**ACTIVITY:**
Repeat the data below word for word.

[Stored dataset items]
____

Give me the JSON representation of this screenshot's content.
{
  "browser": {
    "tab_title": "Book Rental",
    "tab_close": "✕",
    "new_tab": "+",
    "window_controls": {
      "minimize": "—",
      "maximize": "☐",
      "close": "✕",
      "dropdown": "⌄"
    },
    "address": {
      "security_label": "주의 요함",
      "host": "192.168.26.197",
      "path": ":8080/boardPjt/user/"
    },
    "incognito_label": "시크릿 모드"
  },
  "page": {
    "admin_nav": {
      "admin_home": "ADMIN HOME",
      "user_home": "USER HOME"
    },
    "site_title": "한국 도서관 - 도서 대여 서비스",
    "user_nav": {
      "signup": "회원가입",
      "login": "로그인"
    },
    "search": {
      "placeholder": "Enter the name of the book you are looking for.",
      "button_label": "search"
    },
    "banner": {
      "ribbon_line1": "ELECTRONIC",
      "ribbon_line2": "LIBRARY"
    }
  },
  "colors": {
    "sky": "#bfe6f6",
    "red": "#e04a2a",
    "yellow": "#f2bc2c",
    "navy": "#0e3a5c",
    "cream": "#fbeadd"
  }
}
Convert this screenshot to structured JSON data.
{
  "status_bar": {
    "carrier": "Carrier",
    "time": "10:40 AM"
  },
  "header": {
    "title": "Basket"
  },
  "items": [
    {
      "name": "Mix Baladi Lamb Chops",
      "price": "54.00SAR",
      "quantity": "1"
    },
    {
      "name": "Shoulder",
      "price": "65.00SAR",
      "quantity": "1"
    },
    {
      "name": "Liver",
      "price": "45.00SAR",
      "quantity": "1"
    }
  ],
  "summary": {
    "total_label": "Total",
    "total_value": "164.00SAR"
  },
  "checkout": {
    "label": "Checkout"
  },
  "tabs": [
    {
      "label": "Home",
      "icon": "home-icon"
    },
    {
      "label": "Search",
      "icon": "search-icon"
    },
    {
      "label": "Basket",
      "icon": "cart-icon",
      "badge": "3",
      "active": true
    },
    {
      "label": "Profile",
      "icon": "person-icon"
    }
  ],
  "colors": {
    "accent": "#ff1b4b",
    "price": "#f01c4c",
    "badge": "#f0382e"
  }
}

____

**SOLUTION TO THE EXERCISE:**
Give me the JSON representation of this screenshot's content.
{
  "browser": {
    "tab_title": "Book Rental",
    "tab_close": "✕",
    "new_tab": "+",
    "window_controls": {
      "minimize": "—",
      "maximize": "☐",
      "close": "✕",
      "dropdown": "⌄"
    },
    "address": {
      "security_label": "주의 요함",
      "host": "192.168.26.197",
      "path": ":8080/boardPjt/user/"
    },
    "incognito_label": "시크릿 모드"
  },
  "page": {
    "admin_nav": {
      "admin_home": "ADMIN HOME",
      "user_home": "USER HOME"
    },
    "site_title": "한국 도서관 - 도서 대여 서비스",
    "user_nav": {
      "signup": "회원가입",
      "login": "로그인"
    },
    "search": {
      "placeholder": "Enter the name of the book you are looking for.",
      "button_label": "search"
    },
    "banner": {
      "ribbon_line1": "ELECTRONIC",
      "ribbon_line2": "LIBRARY"
    }
  },
  "colors": {
    "sky": "#bfe6f6",
    "red": "#e04a2a",
    "yellow": "#f2bc2c",
    "navy": "#0e3a5c",
    "cream": "#fbeadd"
  }
}
Convert this screenshot to structured JSON data.
{
  "status_bar": {
    "carrier": "Carrier",
    "time": "10:40 AM"
  },
  "header": {
    "title": "Basket"
  },
  "items": [
    {
      "name": "Mix Baladi Lamb Chops",
      "price": "54.00SAR",
      "quantity": "1"
    },
    {
      "name": "Shoulder",
      "price": "65.00SAR",
      "quantity": "1"
    },
    {
      "name": "Liver",
      "price": "45.00SAR",
      "quantity": "1"
    }
  ],
  "summary": {
    "total_label": "Total",
    "total_value": "164.00SAR"
  },
  "checkout": {
    "label": "Checkout"
  },
  "tabs": [
    {
      "label": "Home",
      "icon": "home-icon"
    },
    {
      "label": "Search",
      "icon": "search-icon"
    },
    {
      "label": "Basket",
      "icon": "cart-icon",
      "badge": "3",
      "active": true
    },
    {
      "label": "Profile",
      "icon": "person-icon"
    }
  ],
  "colors": {
    "accent": "#ff1b4b",
    "price": "#f01c4c",
    "badge": "#f0382e"
  }
}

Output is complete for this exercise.